• _RECORD SET_:
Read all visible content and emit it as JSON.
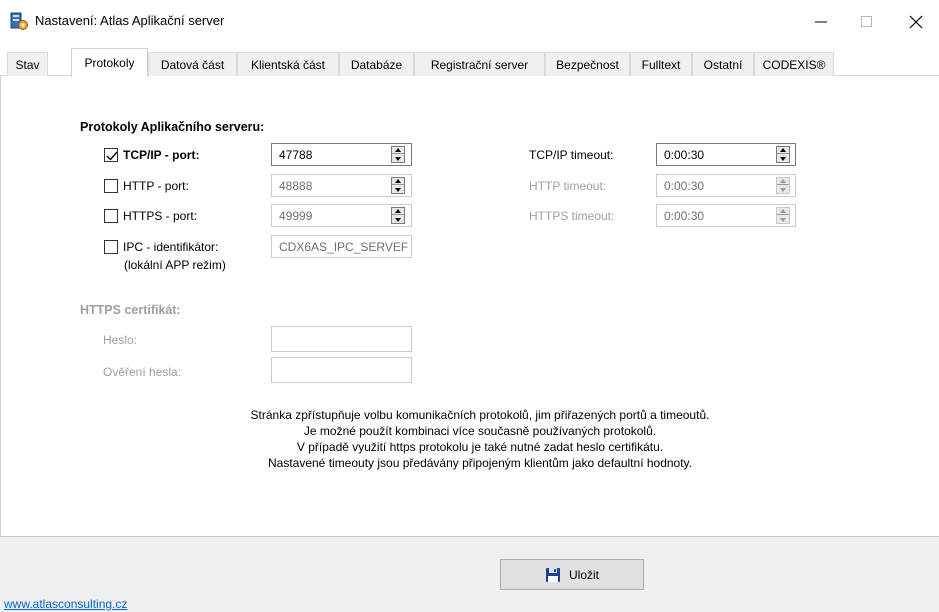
{
  "window": {
    "title": "Nastavení: Atlas Aplikační server",
    "controls": {
      "minimize": "—",
      "maximize": "☐",
      "close": "✕"
    }
  },
  "tabs": [
    {
      "label": "Stav"
    },
    {
      "label": "Protokoly",
      "active": true
    },
    {
      "label": "Datová část"
    },
    {
      "label": "Klientská část"
    },
    {
      "label": "Databáze"
    },
    {
      "label": "Registrační server"
    },
    {
      "label": "Bezpečnost"
    },
    {
      "label": "Fulltext"
    },
    {
      "label": "Ostatní"
    },
    {
      "label": "CODEXIS®"
    }
  ],
  "protocols": {
    "section_title": "Protokoly Aplikačního serveru:",
    "tcp": {
      "label": "TCP/IP - port:",
      "checked": true,
      "port": "47788",
      "timeout_label": "TCP/IP timeout:",
      "timeout": "0:00:30"
    },
    "http": {
      "label": "HTTP - port:",
      "checked": false,
      "port": "48888",
      "timeout_label": "HTTP timeout:",
      "timeout": "0:00:30"
    },
    "https": {
      "label": "HTTPS - port:",
      "checked": false,
      "port": "49999",
      "timeout_label": "HTTPS timeout:",
      "timeout": "0:00:30"
    },
    "ipc": {
      "label": "IPC - identifikátor:",
      "sublabel": "(lokální APP režim)",
      "checked": false,
      "value": "CDX6AS_IPC_SERVEF"
    }
  },
  "certificate": {
    "section_title": "HTTPS certifikát:",
    "password_label": "Heslo:",
    "password_value": "",
    "verify_label": "Ověření hesla:",
    "verify_value": ""
  },
  "info_lines": [
    "Stránka zpřístupňuje volbu komunikačních protokolů, jim přiřazených portů a timeoutů.",
    "Je možné použít kombinaci více současně používaných protokolů.",
    "V případě využití https protokolu je také nutné zadat heslo certifikátu.",
    "Nastavené timeouty jsou předávány připojeným klientům jako defaultní hodnoty."
  ],
  "footer": {
    "save_label": "Uložit",
    "link": "www.atlasconsulting.cz"
  },
  "colors": {
    "disabled_text": "#a0a0a0",
    "link": "#0066cc",
    "footer_bg": "#f0f0f0",
    "save_icon": "#1f3f8f"
  },
  "icons": {
    "app": "server-settings-icon",
    "save": "floppy-disk-icon",
    "check": "checkmark-icon"
  }
}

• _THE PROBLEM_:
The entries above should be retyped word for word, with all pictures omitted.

• _EXPECTED OUTPUT_:
Read all visible content and emit it as JSON.
{
  "window": {
    "title": "Nastavení: Atlas Aplikační server",
    "controls": {
      "minimize": "—",
      "maximize": "☐",
      "close": "✕"
    }
  },
  "tabs": [
    {
      "label": "Stav"
    },
    {
      "label": "Protokoly",
      "active": true
    },
    {
      "label": "Datová část"
    },
    {
      "label": "Klientská část"
    },
    {
      "label": "Databáze"
    },
    {
      "label": "Registrační server"
    },
    {
      "label": "Bezpečnost"
    },
    {
      "label": "Fulltext"
    },
    {
      "label": "Ostatní"
    },
    {
      "label": "CODEXIS®"
    }
  ],
  "protocols": {
    "section_title": "Protokoly Aplikačního serveru:",
    "tcp": {
      "label": "TCP/IP - port:",
      "checked": true,
      "port": "47788",
      "timeout_label": "TCP/IP timeout:",
      "timeout": "0:00:30"
    },
    "http": {
      "label": "HTTP - port:",
      "checked": false,
      "port": "48888",
      "timeout_label": "HTTP timeout:",
      "timeout": "0:00:30"
    },
    "https": {
      "label": "HTTPS - port:",
      "checked": false,
      "port": "49999",
      "timeout_label": "HTTPS timeout:",
      "timeout": "0:00:30"
    },
    "ipc": {
      "label": "IPC - identifikátor:",
      "sublabel": "(lokální APP režim)",
      "checked": false,
      "value": "CDX6AS_IPC_SERVEF"
    }
  },
  "certificate": {
    "section_title": "HTTPS certifikát:",
    "password_label": "Heslo:",
    "password_value": "",
    "verify_label": "Ověření hesla:",
    "verify_value": ""
  },
  "info_lines": [
    "Stránka zpřístupňuje volbu komunikačních protokolů, jim přiřazených portů a timeoutů.",
    "Je možné použít kombinaci více současně používaných protokolů.",
    "V případě využití https protokolu je také nutné zadat heslo certifikátu.",
    "Nastavené timeouty jsou předávány připojeným klientům jako defaultní hodnoty."
  ],
  "footer": {
    "save_label": "Uložit",
    "link": "www.atlasconsulting.cz"
  },
  "colors": {
    "disabled_text": "#a0a0a0",
    "link": "#0066cc",
    "footer_bg": "#f0f0f0",
    "save_icon": "#1f3f8f"
  },
  "icons": {
    "app": "server-settings-icon",
    "save": "floppy-disk-icon",
    "check": "checkmark-icon"
  }
}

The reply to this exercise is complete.